The growth of vacation rental website Airbnb has exploded in Florida (as it has across the nation) in recent years, but it’s also alienated local government officials because its unlicensed vacation rentals have escaped being hit with sales or tourist development taxes.
That will soon change.
The San Francisco based tech-company that allows people to rent out their homes or rooms to travelers has made an agreement with county and state officials in Florida, and will begin collecting occupancy taxes beginning Dec. 1.
“We’re thrilled,” said Erin Sullivan, chief tax auditor for the Pinellas County property tax collector’s office. Sullivan said her office has been working with landlords on an individual basis who’ve rented out their proprieties to online travel companies the past few years to collect taxes, but the new development will improve the capture of those occupancy taxes “by leaps and bounds.”
Santiago Corrada, president and CEO of the Visit Tampa Bay, the tourism agency for Hillsborough County, called it “great news,” and adding it’s “a step in the right direction and absolutely the right thing to do.”
In a memo distributed to condo and homeowners in Florida who have been working with Airbnb, the company says that for reservations booked on or after Dec. 1 guests will see a line item for Occupancy Taxes on their bill.
If landlords have already been collecting occupancy taxes, they no longer will have to do so. The company said that “just like before, you’ll receive your accommodation fee minus the 3 percent Airbnb host service fee.”
The development is a huge win for tax collectors across the state.
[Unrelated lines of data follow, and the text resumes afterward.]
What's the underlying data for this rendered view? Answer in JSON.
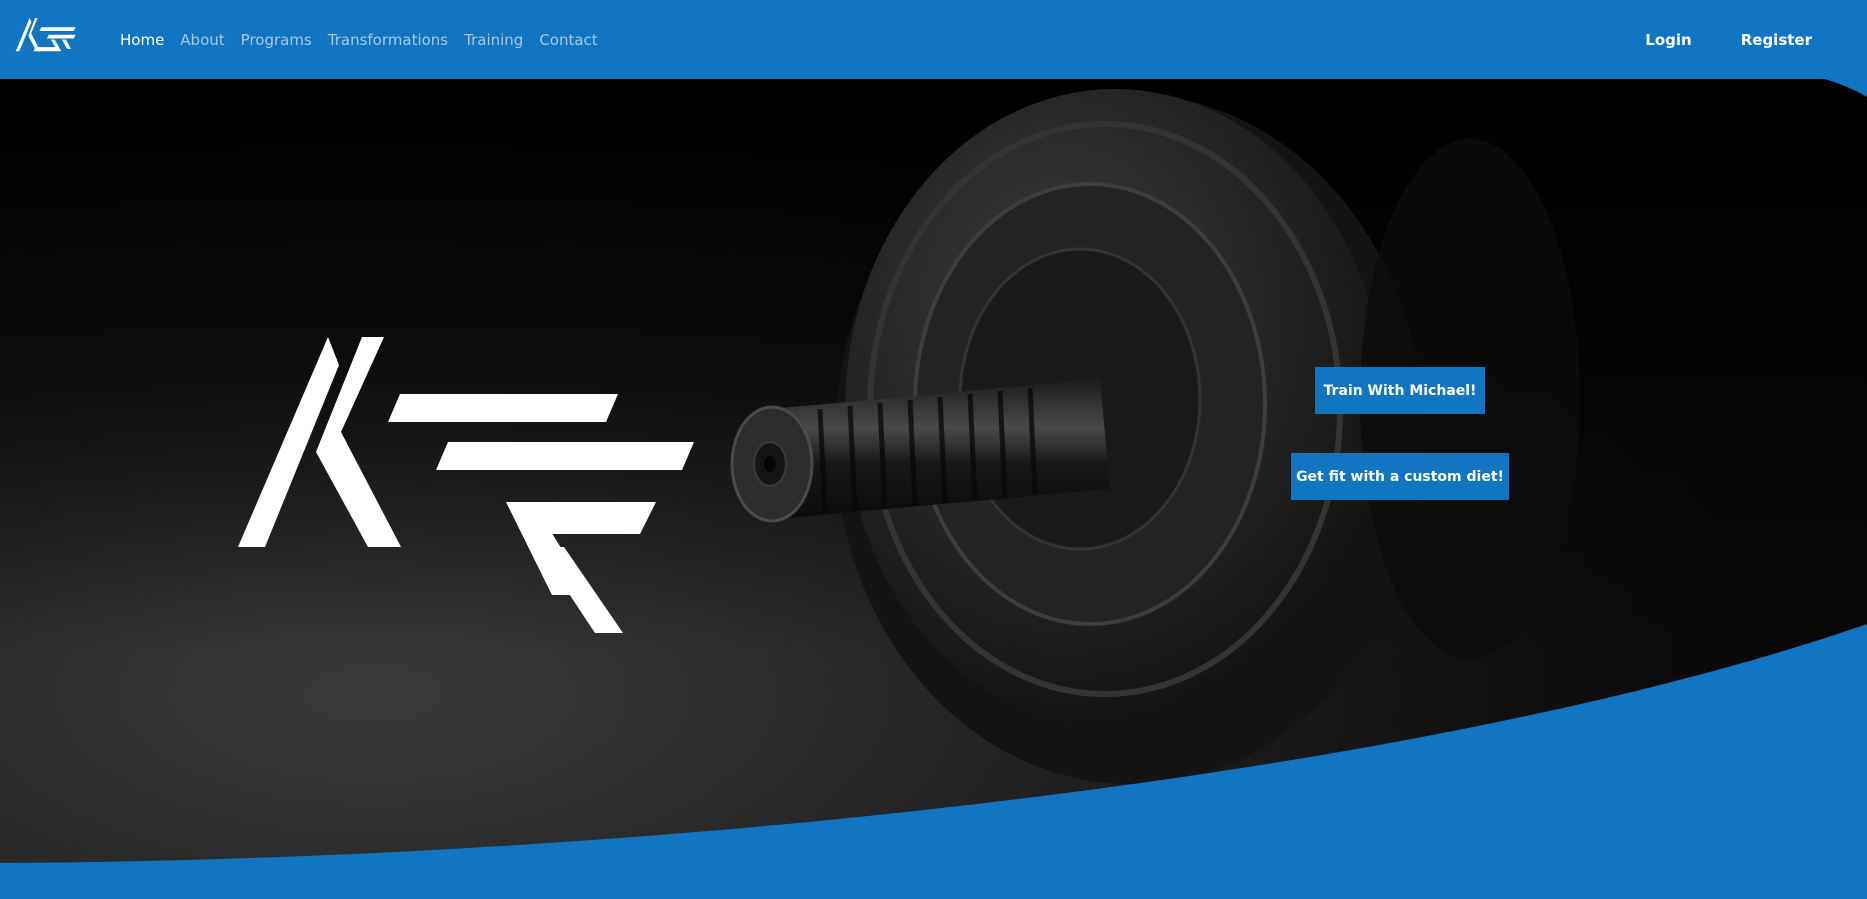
{
  "brand": {
    "logo_text": "MSF",
    "primary_color": "#1175c1",
    "logo_color": "#ffffff"
  },
  "nav": {
    "items": [
      {
        "label": "Home",
        "active": true
      },
      {
        "label": "About",
        "active": false
      },
      {
        "label": "Programs",
        "active": false
      },
      {
        "label": "Transformations",
        "active": false
      },
      {
        "label": "Training",
        "active": false
      },
      {
        "label": "Contact",
        "active": false
      }
    ],
    "login_label": "Login",
    "register_label": "Register"
  },
  "hero": {
    "background": "dark photo of a dumbbell weight plate",
    "cta_train_label": "Train With Michael!",
    "cta_diet_label": "Get fit with a custom diet!"
  }
}
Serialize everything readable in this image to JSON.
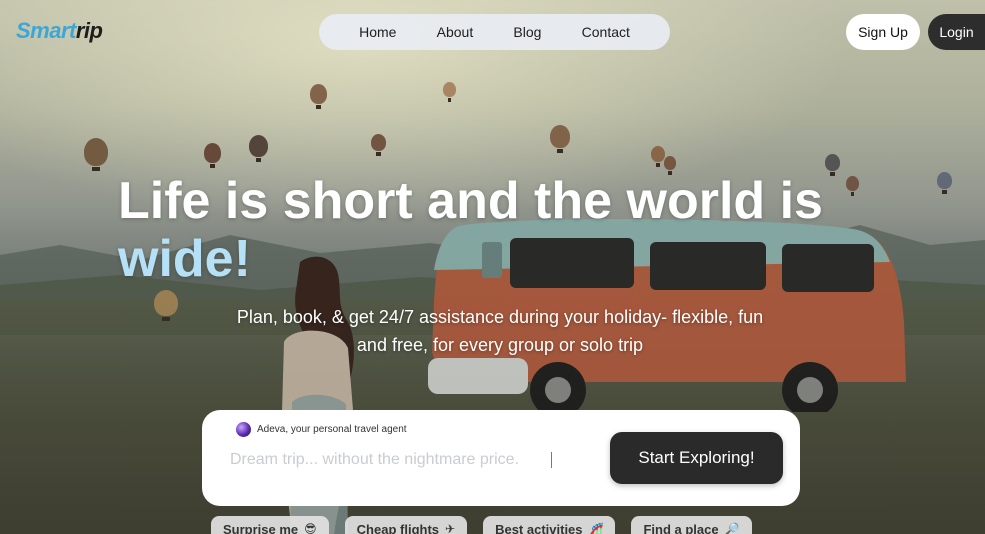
{
  "brand": {
    "logo_part1": "Smart",
    "logo_part2": "rip"
  },
  "nav": {
    "items": [
      "Home",
      "About",
      "Blog",
      "Contact"
    ]
  },
  "auth": {
    "signup_label": "Sign Up",
    "login_label": "Login"
  },
  "hero": {
    "headline_main": "Life is short and the world is",
    "headline_highlight": "wide!",
    "subtitle": "Plan, book, & get 24/7 assistance during your holiday- flexible, fun and free, for every group or solo trip"
  },
  "search": {
    "agent_label": "Adeva, your personal travel agent",
    "placeholder": "Dream trip... without the nightmare price.",
    "value": "",
    "cta_label": "Start Exploring!"
  },
  "quick_links": [
    {
      "label": "Surprise me",
      "icon": "sunglasses-face-icon",
      "glyph": "😎"
    },
    {
      "label": "Cheap flights",
      "icon": "airplane-icon",
      "glyph": "✈"
    },
    {
      "label": "Best activities",
      "icon": "activity-icon",
      "glyph": "🎢"
    },
    {
      "label": "Find a place",
      "icon": "magnifier-icon",
      "glyph": "🔎"
    }
  ],
  "colors": {
    "accent": "#3aa7d8",
    "headline_highlight": "#b5e0f6",
    "dark_button": "#2a2a2a"
  }
}
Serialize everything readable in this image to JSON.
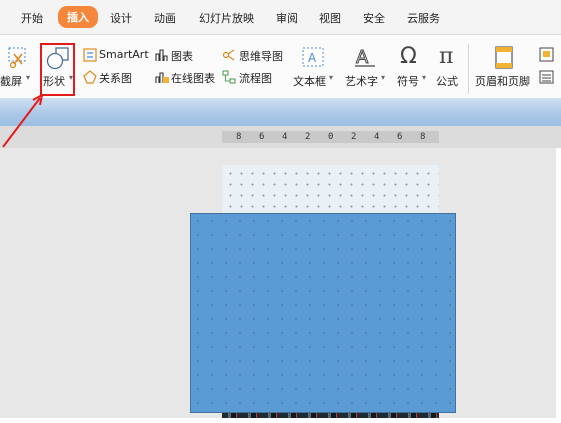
{
  "tabs": [
    {
      "label": "开始",
      "active": false
    },
    {
      "label": "插入",
      "active": true
    },
    {
      "label": "设计",
      "active": false
    },
    {
      "label": "动画",
      "active": false
    },
    {
      "label": "幻灯片放映",
      "active": false
    },
    {
      "label": "审阅",
      "active": false
    },
    {
      "label": "视图",
      "active": false
    },
    {
      "label": "安全",
      "active": false
    },
    {
      "label": "云服务",
      "active": false
    }
  ],
  "ribbon": {
    "screenshot": "截屏",
    "shape": "形状",
    "smartart": "SmartArt",
    "chart": "图表",
    "mindmap": "思维导图",
    "relation": "关系图",
    "online_chart": "在线图表",
    "flowchart": "流程图",
    "textbox": "文本框",
    "wordart": "艺术字",
    "symbol": "符号",
    "formula": "公式",
    "header_footer": "页眉和页脚"
  },
  "ruler": {
    "ticks": [
      "8",
      "6",
      "4",
      "2",
      "0",
      "2",
      "4",
      "6",
      "8"
    ]
  },
  "colors": {
    "active_tab": "#f5873c",
    "highlight": "#e31b1b",
    "shape_fill": "#5b9bd5"
  }
}
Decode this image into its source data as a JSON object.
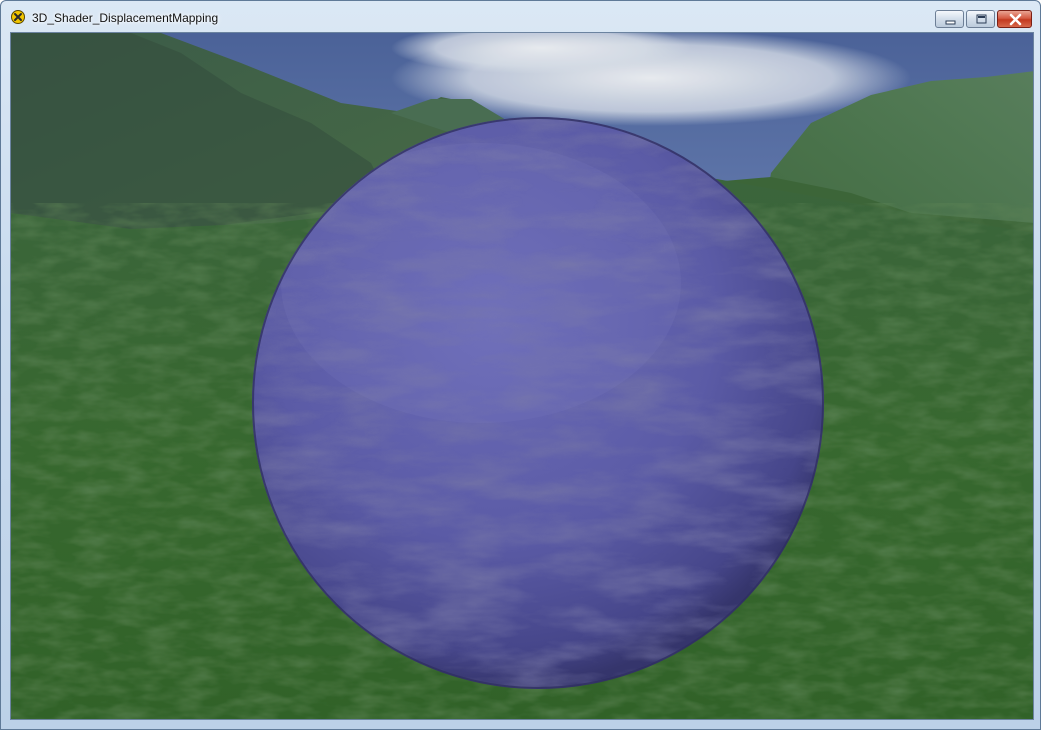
{
  "window": {
    "title": "3D_Shader_DisplacementMapping",
    "icon": "app-icon-yellow-x",
    "controls": {
      "minimize": "minimize-icon",
      "maximize": "maximize-icon",
      "close": "close-icon"
    }
  },
  "scene": {
    "sky_color": "#6e86c0",
    "cloud_color": "#dfe6f0",
    "terrain_color": "#3f6f34",
    "mountain_color": "#476b47",
    "sphere_color": "#5a5aa2"
  }
}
Their frustration with their inability to collect such taxes led one such official — Palm Beach County Tax Collector Anne Gannon — to file a lawsuit in January 2014 against four online travel companies, including Airbnb, alleging they had not been paying the county’s tourist development tax on vacation rentals they book. And although other Florida counties haven’t gone to court to challenge the San Francisco-based company, they’ve been as unhappy about their growth as their compatriots in Palm Beach.
“It’s turned into a free-for-all for the state of Florida. They’re not paying the tourist development tax, they’re not paying the sales tax,” Madeira Beach City Commissioner Elaine Poe complained to Florida Politics’ Ryan Ray in March. “The hosts are pocketing that money and Tallahassee has taken away most cities’ ability to do anything about it. It’s changing the residential character of our neighborhoods.”
Taxes will vary depending on where you rent an Airbnb location in Florida.
In Pinellas, that tax will be 5 percent, but it will rise to 6 percent beginning in January. There are 22 counties where Florida collects occupancy tax (including Bradford, Citrus, Columbia, DeSoto, Dixie, Flagler, Franklin, Gadsden, Gilchrist, Glades, Hamilton, Hendry, Holmes, Jackson, Jefferson, Levy, Madison, Okeechobee, Pasco, Sumter, Wakulla, and Washington). That will amount to 2 to 5 percent of the listing price, including any cleaning fee for reservations 179 nights and shorter.
In every other county, the transient rental tax is 6 percent, with a discretionary sales surtax of between 0.5 and 1.5 percent of the listing price, plus any cleaning fee (Airbnb says it will vary by county, and urges customers to visit the Florida Department of Revenue website for specific information).
Airbnb also collects taxes in the U.S. in Portland; San Francisco; Chicago; Washington; San Diego; Washington, D.C.; Philadelphia; Phoenix; and several cities in Southern California and in North Carolina.
Sullivan says that it’s impossible to know how much revenue Pinellas County has lost in recent years to Airbnb rentals, but with hundreds of condos and homes rented out every weekend without paying the county’s 5 percent tourist development tax it’s likely been considerable.
She also praised Airbnb officials.
“They really want to do the right thing,” she says, referring to how an Airbnb’s head of their tax department spoke at the Pinellas County Tourism Conference in July, and reached out to the Tax Collector’s office at that time.